This is the proposition Young sometimes put forward when talking to players about coming to BU: “Do you want to practice every single day against NHL-type players? Against a Keller? A JFK? A Bellows?” Young told me.

Most players who hope to play beyond college see the value in that. “You’re going to be challenged every single day, and that’s what it will be like in the NHL, in the AHL, at any pro level,” he said.

That kind of environment tends to appeal strongly to top-end players.

Tuesday, November 15, 2016

2016-17 Video Highlights

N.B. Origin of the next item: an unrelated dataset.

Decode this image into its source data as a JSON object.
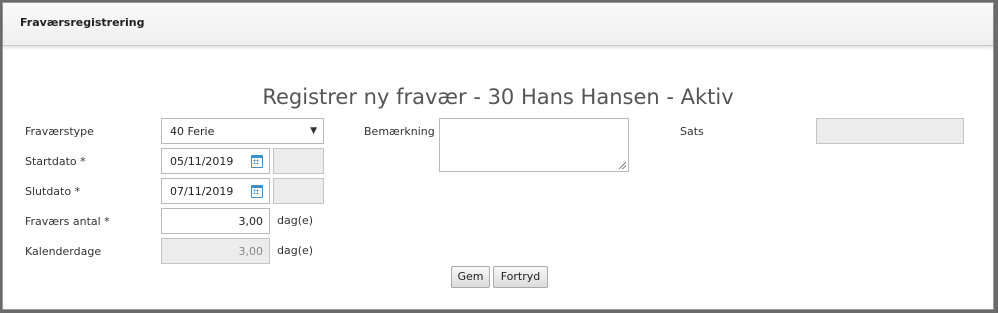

2016-17 Video Highlights
Oct. 1    Terriers 10 Prince Edward Island 2 (exhibition)
Oct. 6    Terriers 8 US Under 18 Team (exhibition)
Oct. 8    Terriers 6 Colgate 1 (extended highlights)
Nov. 12 Terriers 4 Michigan 2 (extended highlights)
Nov. 18 Terriers 2 Connecticut 1 (extended highlights) 
Nov. 19  Connecticut 4 Terriers 0
Nov. 22  Terriers 5 Harvard 3
Dec. 2   Terriers 2 Providence 1
Dec. 3   Terriers 2 Providence 2 OT 
Dec. 9   Vermont 4 BU 2 
Dec. 10 BU 4 Vermont 0 
Dec. 13 BU 5 Yale 2
Jan. 5   BU 5 Union 4 OT
Jan. 8   BU 5 UMass 2
Jan. 13 BU 2 BC 1 
Jan. 16 BU 3 BC 0
Jan. 20 BU 4 Maine 1 
Jan. 21 BU 3 Maine 1
Jan. 24 Merrimack 3 BU 1
Jan. 27 Merrimack 4 BU 1
Jan. 28 BU 4 UMass Lowell 2  
Feb. 3   BU 3 UMass 1
Feb. 6   BU 3 BC 1
Feb. 10 UMass Lowell 3 BU 2
Feb. 13 Harvard 6 BU 3
Feb. 17 BU 4 New Hampshire 4 OT
Feb. 18 BU 8 New Hampshire 4 (full-game replay)
Feb. 24 Notre Dame 3 BU 1
Feb. 25 BU 4 Notre Dame 1 
Mar. 10 BU 3 Northeastern 2 (OT)
Mar. 11 BU 3 Northeastern 2